This guest post from Joann is part of the “reader stories” feature here at Get Rich Slowly. Some reader stories contain general “how I did X” advice, and others are examples of how a GRS reader achieved financial success — or failure.
I've been a Get Rich Slowly reader for about a year now, and I can honestly say I've picked up quite a bit of direction from you and your contributors. I wanted to share something with you that I feel like people keep missing. I've had some difficulties with a couple of people in my life, and I watched and analyzed a long time to try to figure out from where our problems stemmed. It was most definitely the “happiness” issue.
A little background
In 2008 I moved from the East Coast to Portland, Oregon. I'm single, no kids. I have two Master's degrees and a shiny new BMW's-worth of student loan debt. (I work in public service so I only have to pay 10 years on it and the remainder will be forgiven.) I have eight college years' worth of credit-card debt (roughly a Kia), but it'll get paid off.
My car is paid off and I live in a one-bedroom apartment outside of Portland. I don't have a lot of extra money rolling around every month, but I certainly have everything I need and quite a bit of what I want.
I landed the exact job I wanted (with health insurance and a decent retirement system), and I get paid to drive around Oregon (in someone else's car). I go to the coast and stand on the beach because I can. I play tennis because I wanted to learn how. I paint even though I have pretty much no artistic talent. I make sure to appreciate one thing about every single day. My life isn't perfect, but I can honestly say that I am happy.
A different world
I've noticed two things since I've been here:
- One, the people are very different from those on the East Coast. My family is very close — I'm in touch with my parents, grandparents, and at least a couple of aunts/uncles and cousins every week, and I'm always in touch with my brother. This isn't unusual among my friends “back home.” To my friends here, this is a relatively foreign concept; once you become a teenager, it seems, you call family on holidays and special occasions, and that's about it. I don't know if that affects happiness, but being part of a family community, even from so many miles away, definitely stabilizes me and enables me to be happy.
- The second thing I've noticed goes back to my friends and the problems we've had. The reality is, I'm happy so I really don't care about much (if that makes sense). I don't think I should be either out at bars or joining eHarmony because I'm approaching 30 and “should” be in a serious relationship, I don't think it matters that I bought my coffee maker at Walmart and my coffee beans at Fred Meyer, I don't care to wear name brand clothes, it doesn't matter that I don't live in Beaverton, I think (for me) that buying a house that I don't want because of a tax rebate is stupid, and I don't have anything to prove to anyone.
This last point has endlessly frustrated two of my friends (and me), and I think I've figured out why. It's not necessarily that people are postponing happiness. It's that they believe there's a fixed approach to finding happiness. If they do A, B, and C in that order, as appropriate by age, gender, and profession, they will be happy because that's how people get happy.
There's no fixed path to happiness

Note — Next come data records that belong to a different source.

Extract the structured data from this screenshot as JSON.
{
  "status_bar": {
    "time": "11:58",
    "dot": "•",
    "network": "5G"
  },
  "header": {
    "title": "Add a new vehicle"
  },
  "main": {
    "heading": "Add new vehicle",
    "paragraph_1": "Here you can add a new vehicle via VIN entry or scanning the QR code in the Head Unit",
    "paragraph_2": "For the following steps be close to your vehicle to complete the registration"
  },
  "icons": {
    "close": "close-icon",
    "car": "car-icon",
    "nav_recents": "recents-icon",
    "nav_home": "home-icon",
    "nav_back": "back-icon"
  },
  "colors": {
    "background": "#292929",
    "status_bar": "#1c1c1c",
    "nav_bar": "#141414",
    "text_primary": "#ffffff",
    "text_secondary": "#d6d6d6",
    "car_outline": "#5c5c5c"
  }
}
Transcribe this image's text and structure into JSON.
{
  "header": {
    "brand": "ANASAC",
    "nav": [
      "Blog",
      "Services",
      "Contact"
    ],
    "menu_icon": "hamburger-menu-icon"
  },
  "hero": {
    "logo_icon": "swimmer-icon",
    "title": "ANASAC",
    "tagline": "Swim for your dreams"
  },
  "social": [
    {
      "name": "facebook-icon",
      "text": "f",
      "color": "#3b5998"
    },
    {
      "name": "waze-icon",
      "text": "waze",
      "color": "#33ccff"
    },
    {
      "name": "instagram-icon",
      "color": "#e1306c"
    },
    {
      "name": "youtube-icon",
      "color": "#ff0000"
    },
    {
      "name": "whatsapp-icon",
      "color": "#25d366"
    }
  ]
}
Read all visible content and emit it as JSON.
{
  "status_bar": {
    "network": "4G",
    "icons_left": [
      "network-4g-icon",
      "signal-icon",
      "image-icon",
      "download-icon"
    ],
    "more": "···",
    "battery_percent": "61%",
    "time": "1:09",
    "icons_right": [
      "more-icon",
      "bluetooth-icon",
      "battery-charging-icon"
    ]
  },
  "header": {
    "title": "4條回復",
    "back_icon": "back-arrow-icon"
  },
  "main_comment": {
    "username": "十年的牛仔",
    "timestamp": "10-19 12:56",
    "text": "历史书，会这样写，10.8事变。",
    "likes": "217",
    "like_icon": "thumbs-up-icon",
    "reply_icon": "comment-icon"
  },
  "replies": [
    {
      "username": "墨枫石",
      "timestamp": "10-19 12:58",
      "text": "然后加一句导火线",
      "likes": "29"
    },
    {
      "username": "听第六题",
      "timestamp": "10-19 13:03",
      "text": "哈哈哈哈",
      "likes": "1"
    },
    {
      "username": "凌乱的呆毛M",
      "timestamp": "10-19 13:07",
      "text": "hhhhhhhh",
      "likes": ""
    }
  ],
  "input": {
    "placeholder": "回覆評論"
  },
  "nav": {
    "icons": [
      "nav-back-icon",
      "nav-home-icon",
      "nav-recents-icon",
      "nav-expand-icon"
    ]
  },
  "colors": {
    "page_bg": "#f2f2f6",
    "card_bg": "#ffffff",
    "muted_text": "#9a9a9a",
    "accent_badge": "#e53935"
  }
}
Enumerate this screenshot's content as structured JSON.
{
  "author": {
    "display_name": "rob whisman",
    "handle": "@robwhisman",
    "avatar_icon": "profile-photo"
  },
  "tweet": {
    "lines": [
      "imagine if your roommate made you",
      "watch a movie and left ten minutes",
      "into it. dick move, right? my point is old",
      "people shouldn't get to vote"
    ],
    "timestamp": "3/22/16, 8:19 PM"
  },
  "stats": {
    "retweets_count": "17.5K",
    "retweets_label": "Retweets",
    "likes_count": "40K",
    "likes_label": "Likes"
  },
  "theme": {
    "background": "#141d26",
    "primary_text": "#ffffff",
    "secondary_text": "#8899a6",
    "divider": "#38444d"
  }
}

One of my friends is a computer programmer; he approaches all problems with that engineer problem-solving approach. For lack of a better explanation, he can't just roll with it, figuring out the things that make him happy along the way. For him, there has to be a systematic solution because certain inputs net certain outcomes.
The other friend I've had problems with is not an engineer, but she's very based on this idea that taking the right steps in the right order — college, job, spouse, house — is what leads to happiness.
Along the way she decided, when I bought a couple of paintings by an artist that I am very much inspired by, that she too would be an “art collector” (of the same artist). I love to cook and try new recipes, or even just experiment with the stuff in my cupboards, so she became a new-recipe-experimenter (with her very expensive cookware). I wore a sundress, she wanted to be a “dress wearer.” (My favorite quote here is “They say imitation is the highest form of flattery… I just think it's annoying” – Pink).
In the meantime, she nags at me that I should be doing eHarmony, I should be moving downtown to the Pearl, I should, I should, I should do all of these things that are not aiding in her happiness. It's not unlike what my programmer friend says: I should buy different coffee because the internet says it's better, I should live in a different apartment complex because it's gated and more expensive — thus, better. And so on, endlessly.
To each her own
Very long story short, it's not that my friends don't want to be happy, or that they're postponing being happy in favor of surviving. It's that they don't know how to be happy because it's not something that can be taught and there's no fixed set of steps to make it happen.
As a result they're constantly “renewing” themselves and floundering trying to figure out why they feel something is missing. It has created resentment between my friends and me because I refuse to conform to their misery, and they aren't capable of understanding that happiness is individual, not fixed. I don't know if there's a way to help them — and maybe that's why people writing about finding happiness don't really touch on it, since they're banking on people buying into their steps and it would be counterproductive to say “go forth and be merry on your terms.”